* _Exercise_: The records underneath are to be repeated exactly, with the pictures left out.

+++ Data supplied

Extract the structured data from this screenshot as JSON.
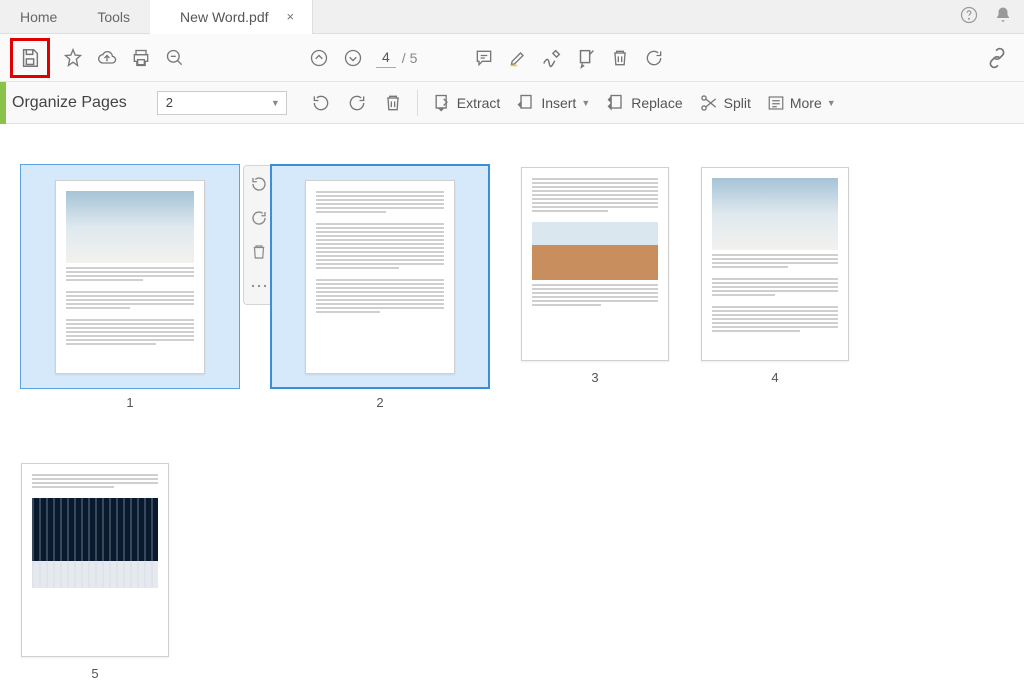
{
  "tabs": {
    "home": "Home",
    "tools": "Tools",
    "doc_title": "New  Word.pdf",
    "close_glyph": "×"
  },
  "toolbar1": {
    "page_current": "4",
    "page_total": "/  5"
  },
  "toolbar2": {
    "title": "Organize Pages",
    "select_value": "2",
    "extract": "Extract",
    "insert": "Insert",
    "replace": "Replace",
    "split": "Split",
    "more": "More"
  },
  "thumbs": {
    "labels": [
      "1",
      "2",
      "3",
      "4",
      "5"
    ]
  }
}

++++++

* _Expected answer_:
Extract the structured data from this screenshot as JSON.
{
  "tabs": {
    "home": "Home",
    "tools": "Tools",
    "doc_title": "New  Word.pdf",
    "close_glyph": "×"
  },
  "toolbar1": {
    "page_current": "4",
    "page_total": "/  5"
  },
  "toolbar2": {
    "title": "Organize Pages",
    "select_value": "2",
    "extract": "Extract",
    "insert": "Insert",
    "replace": "Replace",
    "split": "Split",
    "more": "More"
  },
  "thumbs": {
    "labels": [
      "1",
      "2",
      "3",
      "4",
      "5"
    ]
  }
}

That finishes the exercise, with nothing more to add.